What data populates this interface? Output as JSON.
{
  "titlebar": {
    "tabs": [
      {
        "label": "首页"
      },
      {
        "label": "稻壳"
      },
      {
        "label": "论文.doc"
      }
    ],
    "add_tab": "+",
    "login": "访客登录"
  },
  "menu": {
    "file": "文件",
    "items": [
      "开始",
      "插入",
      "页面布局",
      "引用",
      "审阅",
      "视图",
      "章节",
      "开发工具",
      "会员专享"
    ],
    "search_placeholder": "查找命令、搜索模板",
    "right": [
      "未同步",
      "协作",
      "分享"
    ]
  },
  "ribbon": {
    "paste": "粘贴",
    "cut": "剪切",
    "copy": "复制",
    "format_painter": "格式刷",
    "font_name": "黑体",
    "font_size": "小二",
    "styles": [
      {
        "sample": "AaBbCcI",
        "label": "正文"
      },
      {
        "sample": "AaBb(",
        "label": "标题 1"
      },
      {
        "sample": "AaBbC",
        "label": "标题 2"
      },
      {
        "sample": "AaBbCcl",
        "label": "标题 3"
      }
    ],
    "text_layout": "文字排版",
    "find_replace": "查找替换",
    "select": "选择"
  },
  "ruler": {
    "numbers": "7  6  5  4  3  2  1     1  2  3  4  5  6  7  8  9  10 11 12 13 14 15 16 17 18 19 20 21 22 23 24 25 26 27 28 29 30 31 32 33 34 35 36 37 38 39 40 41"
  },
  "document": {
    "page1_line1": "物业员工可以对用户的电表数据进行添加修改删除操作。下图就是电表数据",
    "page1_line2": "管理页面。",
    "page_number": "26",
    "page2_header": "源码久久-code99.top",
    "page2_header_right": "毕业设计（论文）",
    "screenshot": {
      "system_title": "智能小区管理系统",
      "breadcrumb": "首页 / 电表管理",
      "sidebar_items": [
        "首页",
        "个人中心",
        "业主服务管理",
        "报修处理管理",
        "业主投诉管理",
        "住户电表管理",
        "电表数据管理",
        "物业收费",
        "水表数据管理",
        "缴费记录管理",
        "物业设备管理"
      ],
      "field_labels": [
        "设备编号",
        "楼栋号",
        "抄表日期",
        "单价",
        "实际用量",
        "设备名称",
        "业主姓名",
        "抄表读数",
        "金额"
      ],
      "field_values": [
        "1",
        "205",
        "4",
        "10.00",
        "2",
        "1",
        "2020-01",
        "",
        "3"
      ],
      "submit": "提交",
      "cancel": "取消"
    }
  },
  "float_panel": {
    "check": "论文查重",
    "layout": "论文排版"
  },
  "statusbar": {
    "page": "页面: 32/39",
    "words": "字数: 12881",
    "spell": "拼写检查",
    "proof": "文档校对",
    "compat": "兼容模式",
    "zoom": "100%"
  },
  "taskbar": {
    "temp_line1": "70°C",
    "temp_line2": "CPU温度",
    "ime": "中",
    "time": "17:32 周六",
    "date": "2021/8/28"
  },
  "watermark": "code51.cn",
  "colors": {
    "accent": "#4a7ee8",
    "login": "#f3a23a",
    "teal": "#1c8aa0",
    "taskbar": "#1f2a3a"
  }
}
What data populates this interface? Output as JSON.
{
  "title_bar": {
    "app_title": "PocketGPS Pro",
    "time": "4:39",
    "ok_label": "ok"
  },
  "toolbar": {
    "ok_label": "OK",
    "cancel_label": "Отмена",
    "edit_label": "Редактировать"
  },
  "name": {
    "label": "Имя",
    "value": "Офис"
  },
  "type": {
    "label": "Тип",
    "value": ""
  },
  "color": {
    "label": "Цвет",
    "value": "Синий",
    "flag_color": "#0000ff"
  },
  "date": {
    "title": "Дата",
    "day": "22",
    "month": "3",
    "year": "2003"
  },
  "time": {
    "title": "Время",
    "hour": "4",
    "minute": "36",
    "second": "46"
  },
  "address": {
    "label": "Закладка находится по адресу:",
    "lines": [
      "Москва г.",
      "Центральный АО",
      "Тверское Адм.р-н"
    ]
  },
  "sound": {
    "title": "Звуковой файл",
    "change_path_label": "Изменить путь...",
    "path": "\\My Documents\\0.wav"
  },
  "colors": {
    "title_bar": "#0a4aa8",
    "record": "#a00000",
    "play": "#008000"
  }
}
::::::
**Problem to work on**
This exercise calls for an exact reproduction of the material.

**Task response**
What data populates this interface? Output as JSON.
{
  "titlebar": {
    "tabs": [
      {
        "label": "首页"
      },
      {
        "label": "稻壳"
      },
      {
        "label": "论文.doc"
      }
    ],
    "add_tab": "+",
    "login": "访客登录"
  },
  "menu": {
    "file": "文件",
    "items": [
      "开始",
      "插入",
      "页面布局",
      "引用",
      "审阅",
      "视图",
      "章节",
      "开发工具",
      "会员专享"
    ],
    "search_placeholder": "查找命令、搜索模板",
    "right": [
      "未同步",
      "协作",
      "分享"
    ]
  },
  "ribbon": {
    "paste": "粘贴",
    "cut": "剪切",
    "copy": "复制",
    "format_painter": "格式刷",
    "font_name": "黑体",
    "font_size": "小二",
    "styles": [
      {
        "sample": "AaBbCcI",
        "label": "正文"
      },
      {
        "sample": "AaBb(",
        "label": "标题 1"
      },
      {
        "sample": "AaBbC",
        "label": "标题 2"
      },
      {
        "sample": "AaBbCcl",
        "label": "标题 3"
      }
    ],
    "text_layout": "文字排版",
    "find_replace": "查找替换",
    "select": "选择"
  },
  "ruler": {
    "numbers": "7  6  5  4  3  2  1     1  2  3  4  5  6  7  8  9  10 11 12 13 14 15 16 17 18 19 20 21 22 23 24 25 26 27 28 29 30 31 32 33 34 35 36 37 38 39 40 41"
  },
  "document": {
    "page1_line1": "物业员工可以对用户的电表数据进行添加修改删除操作。下图就是电表数据",
    "page1_line2": "管理页面。",
    "page_number": "26",
    "page2_header": "源码久久-code99.top",
    "page2_header_right": "毕业设计（论文）",
    "screenshot": {
      "system_title": "智能小区管理系统",
      "breadcrumb": "首页 / 电表管理",
      "sidebar_items": [
        "首页",
        "个人中心",
        "业主服务管理",
        "报修处理管理",
        "业主投诉管理",
        "住户电表管理",
        "电表数据管理",
        "物业收费",
        "水表数据管理",
        "缴费记录管理",
        "物业设备管理"
      ],
      "field_labels": [
        "设备编号",
        "楼栋号",
        "抄表日期",
        "单价",
        "实际用量",
        "设备名称",
        "业主姓名",
        "抄表读数",
        "金额"
      ],
      "field_values": [
        "1",
        "205",
        "4",
        "10.00",
        "2",
        "1",
        "2020-01",
        "",
        "3"
      ],
      "submit": "提交",
      "cancel": "取消"
    }
  },
  "float_panel": {
    "check": "论文查重",
    "layout": "论文排版"
  },
  "statusbar": {
    "page": "页面: 32/39",
    "words": "字数: 12881",
    "spell": "拼写检查",
    "proof": "文档校对",
    "compat": "兼容模式",
    "zoom": "100%"
  },
  "taskbar": {
    "temp_line1": "70°C",
    "temp_line2": "CPU温度",
    "ime": "中",
    "time": "17:32 周六",
    "date": "2021/8/28"
  },
  "watermark": "code51.cn",
  "colors": {
    "accent": "#4a7ee8",
    "login": "#f3a23a",
    "teal": "#1c8aa0",
    "taskbar": "#1f2a3a"
  }
}
What data populates this interface? Output as JSON.
{
  "title_bar": {
    "app_title": "PocketGPS Pro",
    "time": "4:39",
    "ok_label": "ok"
  },
  "toolbar": {
    "ok_label": "OK",
    "cancel_label": "Отмена",
    "edit_label": "Редактировать"
  },
  "name": {
    "label": "Имя",
    "value": "Офис"
  },
  "type": {
    "label": "Тип",
    "value": ""
  },
  "color": {
    "label": "Цвет",
    "value": "Синий",
    "flag_color": "#0000ff"
  },
  "date": {
    "title": "Дата",
    "day": "22",
    "month": "3",
    "year": "2003"
  },
  "time": {
    "title": "Время",
    "hour": "4",
    "minute": "36",
    "second": "46"
  },
  "address": {
    "label": "Закладка находится по адресу:",
    "lines": [
      "Москва г.",
      "Центральный АО",
      "Тверское Адм.р-н"
    ]
  },
  "sound": {
    "title": "Звуковой файл",
    "change_path_label": "Изменить путь...",
    "path": "\\My Documents\\0.wav"
  },
  "colors": {
    "title_bar": "#0a4aa8",
    "record": "#a00000",
    "play": "#008000"
  }
}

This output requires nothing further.